"The market seems to think that the people that churn out of pay TV can't afford it." Eagan said. "About 14% [of that churn] are single person households. That rises to 16% to 18% in major cities who believe that cable isn't worth it."
That, Eagan said, is a segment of the market that cable has failed to address,
"On the base business, keep your variables open," Eagan said. "On video, offer different prices to keep single person households from going away."
Citigroup analyst Jason Bazinet agreed, adding that he has long proposed that cable operators develop pricing and packaging aimed at individual connections instead of households. That, the analyst said, would allow cable companies to charge more affluent households higher rates than those that are more price sensitive.
On the product front, the continued integration of cable content on networks is ongoing.
Swinburne said authenticated products like HBO Go and ESPN Live could prove to be game-changers.
"Having these two embedded authenticated product is a major step for the industry," Swinburne said. "Content and distribution have a critical relationship to move over the next 12 months into an exciting position."
Bazinet said that improving customer service also is a big hurdle for cable operators to clear.
"Most consumers don't like the way they are being treated by their cable company," Bazinet said. "You are not giving consumers reasons to love your companies.
Deutsche Bank Securities analyst Doug Mitchelson said that cable s biggest competitor hasn't shown its face yet.

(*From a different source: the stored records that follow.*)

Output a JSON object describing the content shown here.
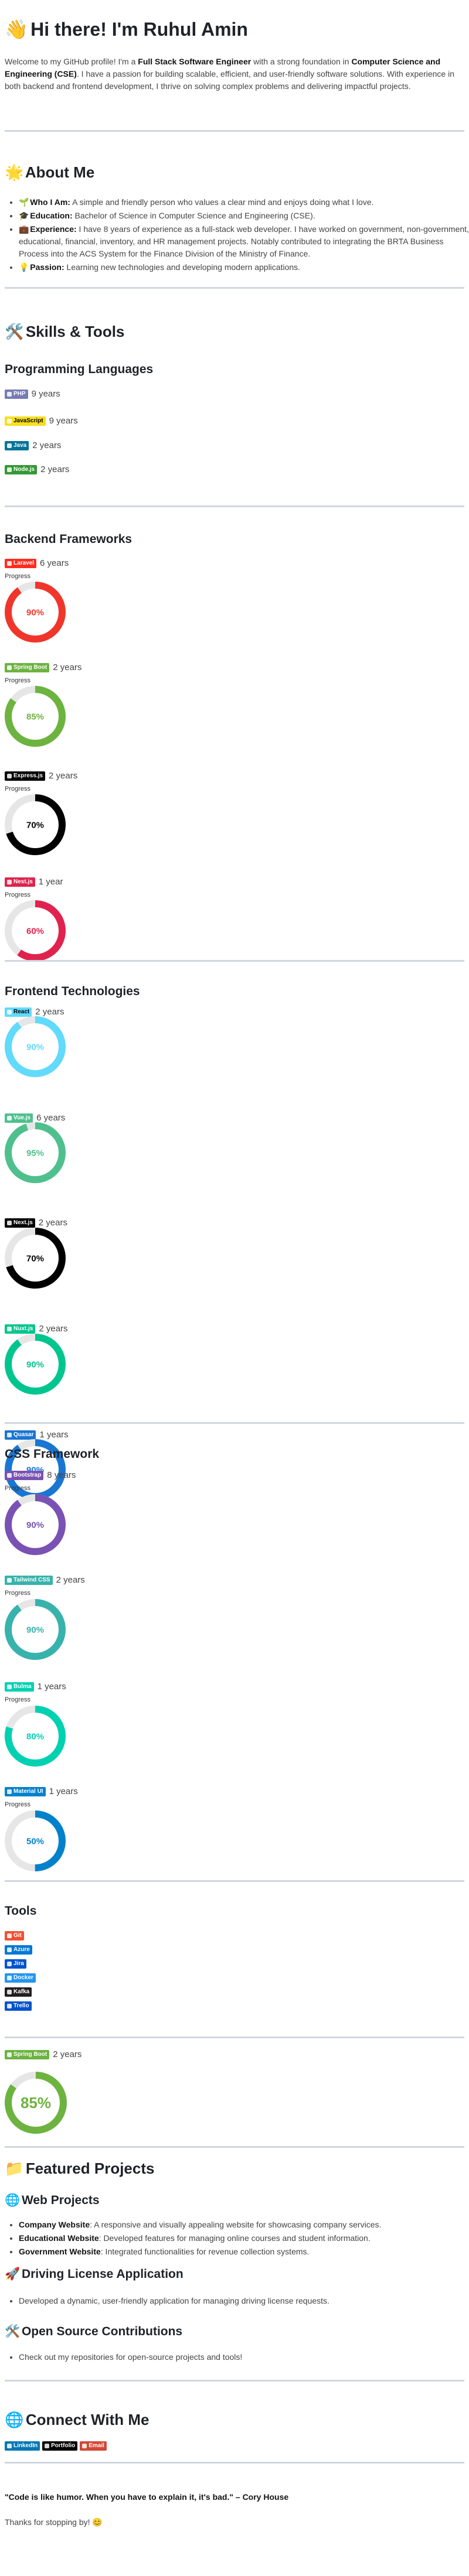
{
  "header": {
    "title": "Hi there! I'm Ruhul Amin",
    "wave_icon": "waving-hand",
    "intro": [
      {
        "t": "Welcome to my GitHub profile! I'm a "
      },
      {
        "t": "Full Stack Software Engineer",
        "b": true
      },
      {
        "t": " with a strong foundation in "
      },
      {
        "t": "Computer Science and Engineering (CSE)",
        "b": true
      },
      {
        "t": ". I have a passion for building scalable, efficient, and user-friendly software solutions. With experience in both backend and frontend development, I thrive on solving complex problems and delivering impactful projects."
      }
    ]
  },
  "about": {
    "title": "About Me",
    "items": [
      {
        "icon": "🌱",
        "label": "Who I Am:",
        "text": " A simple and friendly person who values a clear mind and enjoys doing what I love."
      },
      {
        "icon": "🎓",
        "label": "Education:",
        "text": " Bachelor of Science in Computer Science and Engineering (CSE)."
      },
      {
        "icon": "💼",
        "label": "Experience:",
        "text": " I have 8 years of experience as a full-stack web developer. I have worked on government, non-government, educational, financial, inventory, and HR management projects. Notably contributed to integrating the BRTA Business Process into the ACS System for the Finance Division of the Ministry of Finance."
      },
      {
        "icon": "💡",
        "label": "Passion:",
        "text": " Learning new technologies and developing modern applications."
      }
    ]
  },
  "skills_title": "Skills & Tools",
  "progress_label": "Progress",
  "languages": {
    "title": "Programming Languages",
    "items": [
      {
        "badge": "PHP",
        "color": "#777bb4",
        "years": "9 years"
      },
      {
        "badge": "JavaScript",
        "color": "#f7df1e",
        "text_color": "#000000",
        "years": "9 years"
      },
      {
        "badge": "Java",
        "color": "#007396",
        "years": "2 years"
      },
      {
        "badge": "Node.js",
        "color": "#339933",
        "years": "2 years"
      }
    ]
  },
  "backend": {
    "title": "Backend Frameworks",
    "items": [
      {
        "badge": "Laravel",
        "color": "#ff2d20",
        "years": "6 years",
        "percent": 90,
        "ring": "#f0362b",
        "label": "90%"
      },
      {
        "badge": "Spring Boot",
        "color": "#6db33f",
        "years": "2 years",
        "percent": 85,
        "ring": "#6db33f",
        "label": "85%"
      },
      {
        "badge": "Express.js",
        "color": "#000000",
        "years": "2 years",
        "percent": 70,
        "ring": "#000000",
        "label": "70%"
      },
      {
        "badge": "Nest.js",
        "color": "#e0234e",
        "years": "1 year",
        "percent": 60,
        "ring": "#e0234e",
        "label": "60%"
      }
    ]
  },
  "frontend": {
    "title": "Frontend Technologies",
    "items": [
      {
        "badge": "React",
        "color": "#61dafb",
        "text_color": "#000000",
        "years": "2 years",
        "percent": 90,
        "ring": "#61dafb",
        "label": "90%"
      },
      {
        "badge": "Vue.js",
        "color": "#4fc08d",
        "years": "6 years",
        "percent": 95,
        "ring": "#4fc08d",
        "label": "95%"
      },
      {
        "badge": "Next.js",
        "color": "#000000",
        "years": "2 years",
        "percent": 70,
        "ring": "#000000",
        "label": "70%"
      },
      {
        "badge": "Nuxt.js",
        "color": "#00c58e",
        "years": "2 years",
        "percent": 90,
        "ring": "#00c58e",
        "label": "90%"
      },
      {
        "badge": "Quasar",
        "color": "#1976d2",
        "years": "1 years",
        "percent": 90,
        "ring": "#1976d2",
        "label": "90%"
      }
    ]
  },
  "css": {
    "title": "CSS Framework",
    "items": [
      {
        "badge": "Bootstrap",
        "color": "#7952b3",
        "years": "8 years",
        "percent": 90,
        "ring": "#7952b3",
        "label": "90%"
      },
      {
        "badge": "Tailwind CSS",
        "color": "#38b2ac",
        "years": "2 years",
        "percent": 90,
        "ring": "#38b2ac",
        "label": "90%"
      },
      {
        "badge": "Bulma",
        "color": "#00d1b2",
        "years": "1 years",
        "percent": 80,
        "ring": "#00d1b2",
        "label": "80%"
      },
      {
        "badge": "Material UI",
        "color": "#0081cb",
        "years": "1 years",
        "percent": 50,
        "ring": "#0081cb",
        "label": "50%"
      }
    ]
  },
  "tools": {
    "title": "Tools",
    "items": [
      {
        "badge": "Git",
        "color": "#f05032"
      },
      {
        "badge": "Azure",
        "color": "#0078d4"
      },
      {
        "badge": "Jira",
        "color": "#0052cc"
      },
      {
        "badge": "Docker",
        "color": "#2496ed"
      },
      {
        "badge": "Kafka",
        "color": "#231f20"
      },
      {
        "badge": "Trello",
        "color": "#0052cc"
      }
    ]
  },
  "extra": {
    "badge": "Spring Boot",
    "color": "#6db33f",
    "years": "2 years",
    "percent": 85,
    "ring": "#6db33f",
    "label": "85%"
  },
  "projects": {
    "title": "Featured Projects",
    "web_title": "Web Projects",
    "web_items": [
      {
        "label": "Company Website",
        "text": ": A responsive and visually appealing website for showcasing company services."
      },
      {
        "label": "Educational Website",
        "text": ": Developed features for managing online courses and student information."
      },
      {
        "label": "Government Website",
        "text": ": Integrated functionalities for revenue collection systems."
      }
    ],
    "driving_title": "Driving License Application",
    "driving_items": [
      "Developed a dynamic, user-friendly application for managing driving license requests."
    ],
    "oss_title": "Open Source Contributions",
    "oss_items": [
      "Check out my repositories for open-source projects and tools!"
    ]
  },
  "connect": {
    "title": "Connect With Me",
    "items": [
      {
        "badge": "LinkedIn",
        "color": "#0077b5"
      },
      {
        "badge": "Portfolio",
        "color": "#000000"
      },
      {
        "badge": "Email",
        "color": "#d14836"
      }
    ]
  },
  "quote": "\"Code is like humor. When you have to explain it, it's bad.\" – Cory House",
  "thanks": "Thanks for stopping by! 😊"
}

"The biggest competitive threat is the competition you don't have yet," Mitchelson said, adding that at some point some company will figure out how to integrate online and pay TV content with a compelling navigation tool that will blow cable companies out of the water. The key, however, is to start the process of competing with such a product, or work on developing one of your own, before the competition catches you off guard.
"Cable is in a position to innovate," Mitchelson said. "And there are a host of reasons while the cable industry is in a great position to win. But if you wait until the competition has launched a product, you're not in as good a position as you are today."